    No one pretends that change is painless or that remedying past deficiencies does not carry a cost. But we should always be on our guard against those who, as a matter of course, attack proposed change on the ground that it is misconceived and that disturbing the status quo should always, and as a matter of principle, be resisted.

    Change can only be resisted by those who are satisfied that everything is for the best in the best of all possible worlds – and guess who thinks like that?

    Bryan Gould
    15 May 2019

  • Is Donald Trump Really A Deal-Maker?

    As Donald Trump surveys the current state of his relationships with China, Iran and North Korea, with all of whom he has recently engaged in a somewhat confrontational way, even someone as resistant to self-doubt as the US President might conclude that his supposed expertise in doing deals might leave something to be desired.

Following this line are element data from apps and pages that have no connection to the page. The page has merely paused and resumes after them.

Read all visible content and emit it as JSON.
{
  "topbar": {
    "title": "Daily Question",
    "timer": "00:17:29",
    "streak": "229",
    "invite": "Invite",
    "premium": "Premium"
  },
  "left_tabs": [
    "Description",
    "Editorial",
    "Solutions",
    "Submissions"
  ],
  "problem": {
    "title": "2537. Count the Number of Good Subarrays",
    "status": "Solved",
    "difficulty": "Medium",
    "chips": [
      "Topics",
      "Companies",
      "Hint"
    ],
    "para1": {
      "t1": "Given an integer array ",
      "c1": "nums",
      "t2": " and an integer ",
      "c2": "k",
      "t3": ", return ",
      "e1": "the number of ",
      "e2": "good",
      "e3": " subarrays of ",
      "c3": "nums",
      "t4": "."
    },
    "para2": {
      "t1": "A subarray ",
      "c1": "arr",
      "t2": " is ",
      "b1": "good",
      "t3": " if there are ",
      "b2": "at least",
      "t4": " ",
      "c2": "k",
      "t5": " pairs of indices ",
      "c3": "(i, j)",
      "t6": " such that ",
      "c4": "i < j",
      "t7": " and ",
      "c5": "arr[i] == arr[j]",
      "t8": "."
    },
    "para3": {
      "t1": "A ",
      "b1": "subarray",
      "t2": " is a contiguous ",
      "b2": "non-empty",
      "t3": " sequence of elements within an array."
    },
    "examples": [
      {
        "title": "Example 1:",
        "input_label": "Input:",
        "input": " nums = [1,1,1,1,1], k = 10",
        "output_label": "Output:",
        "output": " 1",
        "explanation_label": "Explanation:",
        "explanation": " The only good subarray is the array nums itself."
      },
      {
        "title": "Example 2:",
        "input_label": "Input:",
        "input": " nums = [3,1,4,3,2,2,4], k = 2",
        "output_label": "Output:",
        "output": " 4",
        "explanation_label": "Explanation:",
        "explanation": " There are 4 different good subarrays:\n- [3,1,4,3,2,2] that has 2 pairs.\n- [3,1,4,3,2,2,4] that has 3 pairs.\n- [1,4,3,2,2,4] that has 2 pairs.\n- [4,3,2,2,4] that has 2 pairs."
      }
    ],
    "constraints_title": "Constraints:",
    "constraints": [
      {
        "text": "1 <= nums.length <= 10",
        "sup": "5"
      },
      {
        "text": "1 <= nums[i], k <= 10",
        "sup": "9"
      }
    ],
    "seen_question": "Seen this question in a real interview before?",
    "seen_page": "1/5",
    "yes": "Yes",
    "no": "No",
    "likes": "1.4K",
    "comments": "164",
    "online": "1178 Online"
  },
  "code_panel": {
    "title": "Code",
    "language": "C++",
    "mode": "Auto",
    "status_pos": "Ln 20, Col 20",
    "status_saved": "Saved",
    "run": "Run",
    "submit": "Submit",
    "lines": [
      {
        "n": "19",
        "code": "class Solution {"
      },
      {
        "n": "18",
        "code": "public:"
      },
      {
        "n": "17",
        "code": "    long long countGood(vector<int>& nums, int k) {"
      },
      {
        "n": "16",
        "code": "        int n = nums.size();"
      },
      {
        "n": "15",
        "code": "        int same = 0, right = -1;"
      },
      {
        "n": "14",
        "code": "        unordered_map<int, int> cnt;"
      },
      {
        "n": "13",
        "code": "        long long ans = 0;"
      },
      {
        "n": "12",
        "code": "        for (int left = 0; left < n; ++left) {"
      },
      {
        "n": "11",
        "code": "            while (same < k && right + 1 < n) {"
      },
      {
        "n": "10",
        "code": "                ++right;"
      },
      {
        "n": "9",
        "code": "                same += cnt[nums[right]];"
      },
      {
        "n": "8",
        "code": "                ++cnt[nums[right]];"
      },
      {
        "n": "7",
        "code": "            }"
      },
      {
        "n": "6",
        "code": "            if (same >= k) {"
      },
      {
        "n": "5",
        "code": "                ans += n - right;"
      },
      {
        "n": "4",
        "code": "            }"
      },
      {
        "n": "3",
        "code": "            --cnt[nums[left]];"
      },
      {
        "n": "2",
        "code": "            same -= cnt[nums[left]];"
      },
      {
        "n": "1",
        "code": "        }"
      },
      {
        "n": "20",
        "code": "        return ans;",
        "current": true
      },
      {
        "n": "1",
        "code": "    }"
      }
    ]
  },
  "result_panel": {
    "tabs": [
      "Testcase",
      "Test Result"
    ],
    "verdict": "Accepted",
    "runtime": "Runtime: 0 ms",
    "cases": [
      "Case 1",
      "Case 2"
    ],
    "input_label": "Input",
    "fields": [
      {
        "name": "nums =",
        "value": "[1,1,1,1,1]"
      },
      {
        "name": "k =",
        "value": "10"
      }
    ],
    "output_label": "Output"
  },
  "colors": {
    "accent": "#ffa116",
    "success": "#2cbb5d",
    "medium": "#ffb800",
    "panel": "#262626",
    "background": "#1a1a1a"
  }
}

    His imposition of tariffs on Chinese imports seems to have back-fired as American business (and the world economy) begin to count the cost; his tearing up of the deal with Iran to the effect that sanctions would be lifted in return for their renunciation of any ambitions to develop nuclear weapons has likewise led to a sharp increase in tension in the Middle East; and his much-touted agreement with North Korea has been met by a resumption of the testing of missiles with nuclear capability by Kim Jong Un.

    Someone with a little more self-knowledge than Donald Trump might be given pause for at least a moment by these responses to his efforts at what might laughingly be called diplomacy. It is clear that the author of The Art of the Deal has much to learn about international diplomacy – that the tactics of threat and bluster and waiting to see who blinks first may or may not work in private business but have a poor record in the sphere of international relations.

    Even in private business, there must be major question marks over such high-risk tactics, if the story told by his tax returns over more than a decade is to be believed. Those tax returns show that, rather than the successful businessman he claims to be, he actually lost more than a billion dollars over the period (with the convenient result that he paid no tax).

    It is not just the obvious damage that has been inflicted on the American economy and on wider American interests that must be entered into the balance sheet in evaluating Trump’s initiatives in international relations. What must also be taken into account are the lost opportunities, flowing from Trump’s refusal to accept a leadership (or any) role on issues like climate change and even on specific issues like requiring the social media companies to take a more responsible approach to the publication of hate speech. And that is to say nothing of his bewildering apparent subservience to Putin’s Russia and his readiness to alienate his Nato allies.

    It is one thing to take chances with one’s own money – as the record shows that Trump is more than prepared to do. It is quite another knowingly to take risks with the nation’s interests. His willingness to do so is persuasive evidence that it is not the nation’s interests that are his prime concern.

    Rather, it is his chances of re-election that are top of his agenda. He seems to calculate that if he can posture as an American hero – Captain America, no less – the voters of “his base” will applaud and flock to his banner. He must also calculate that, provided he can dominate the message they receive, “his base” will not bother to worry about the true cost to American interests of his diplomatic failures.

    As for world peace and stability, these are even further down the list of priorities – if they feature at all. Trump’s focus is entirely on issues much closer to home.

    Bryan Gould
    14 May 2019